WHAT TO PRODUCE →
Although the records contain pictures, only their text should be repeated, exactly as it stands.

Element data from apps and pages:
════════
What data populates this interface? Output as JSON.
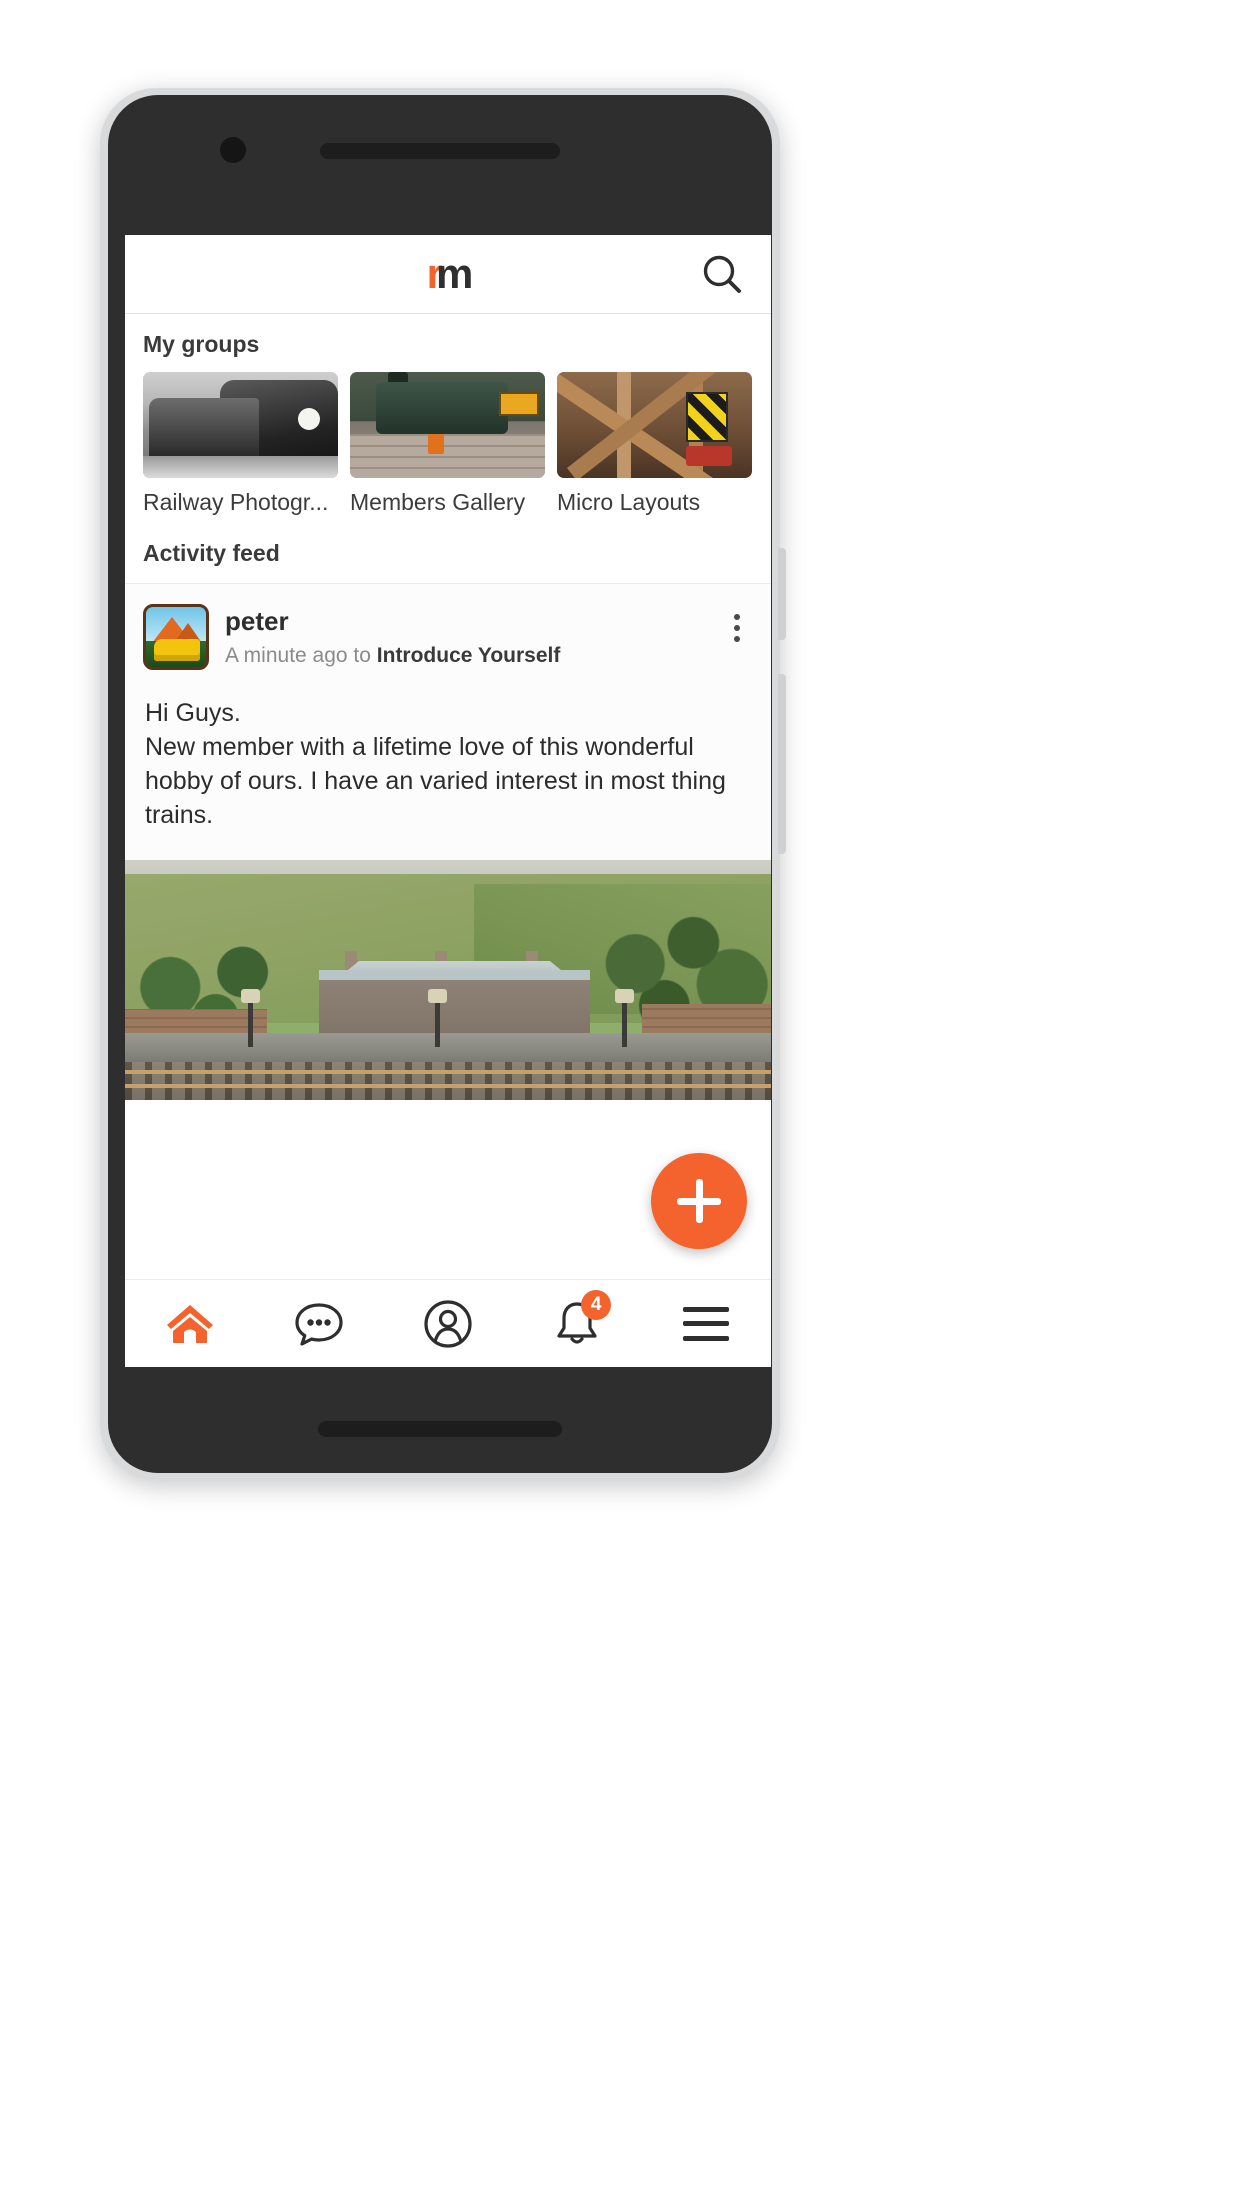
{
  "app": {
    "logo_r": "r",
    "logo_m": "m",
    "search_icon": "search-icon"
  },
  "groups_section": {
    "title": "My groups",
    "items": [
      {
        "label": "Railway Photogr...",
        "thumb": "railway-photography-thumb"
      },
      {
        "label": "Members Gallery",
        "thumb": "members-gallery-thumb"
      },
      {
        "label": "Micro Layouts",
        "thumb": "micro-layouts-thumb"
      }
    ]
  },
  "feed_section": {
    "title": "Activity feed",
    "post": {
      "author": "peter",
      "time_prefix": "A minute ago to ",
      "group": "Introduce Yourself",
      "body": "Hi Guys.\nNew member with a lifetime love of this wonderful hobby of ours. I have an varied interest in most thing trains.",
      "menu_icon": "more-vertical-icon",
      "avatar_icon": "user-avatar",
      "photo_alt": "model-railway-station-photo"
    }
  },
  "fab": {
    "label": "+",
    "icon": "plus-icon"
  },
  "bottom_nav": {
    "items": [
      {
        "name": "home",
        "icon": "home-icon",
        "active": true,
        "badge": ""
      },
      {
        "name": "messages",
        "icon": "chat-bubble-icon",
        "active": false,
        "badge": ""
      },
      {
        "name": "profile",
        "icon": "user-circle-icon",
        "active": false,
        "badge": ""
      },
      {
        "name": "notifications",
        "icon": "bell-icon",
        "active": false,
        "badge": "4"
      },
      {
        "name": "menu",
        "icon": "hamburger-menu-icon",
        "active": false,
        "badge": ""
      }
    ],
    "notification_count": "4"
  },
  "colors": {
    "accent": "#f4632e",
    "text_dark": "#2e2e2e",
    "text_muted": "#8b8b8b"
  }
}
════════
REPLY →
What data populates this interface? Output as JSON.
{
  "app": {
    "logo_r": "r",
    "logo_m": "m",
    "search_icon": "search-icon"
  },
  "groups_section": {
    "title": "My groups",
    "items": [
      {
        "label": "Railway Photogr...",
        "thumb": "railway-photography-thumb"
      },
      {
        "label": "Members Gallery",
        "thumb": "members-gallery-thumb"
      },
      {
        "label": "Micro Layouts",
        "thumb": "micro-layouts-thumb"
      }
    ]
  },
  "feed_section": {
    "title": "Activity feed",
    "post": {
      "author": "peter",
      "time_prefix": "A minute ago to ",
      "group": "Introduce Yourself",
      "body": "Hi Guys.\nNew member with a lifetime love of this wonderful hobby of ours. I have an varied interest in most thing trains.",
      "menu_icon": "more-vertical-icon",
      "avatar_icon": "user-avatar",
      "photo_alt": "model-railway-station-photo"
    }
  },
  "fab": {
    "label": "+",
    "icon": "plus-icon"
  },
  "bottom_nav": {
    "items": [
      {
        "name": "home",
        "icon": "home-icon",
        "active": true,
        "badge": ""
      },
      {
        "name": "messages",
        "icon": "chat-bubble-icon",
        "active": false,
        "badge": ""
      },
      {
        "name": "profile",
        "icon": "user-circle-icon",
        "active": false,
        "badge": ""
      },
      {
        "name": "notifications",
        "icon": "bell-icon",
        "active": false,
        "badge": "4"
      },
      {
        "name": "menu",
        "icon": "hamburger-menu-icon",
        "active": false,
        "badge": ""
      }
    ],
    "notification_count": "4"
  },
  "colors": {
    "accent": "#f4632e",
    "text_dark": "#2e2e2e",
    "text_muted": "#8b8b8b"
  }
}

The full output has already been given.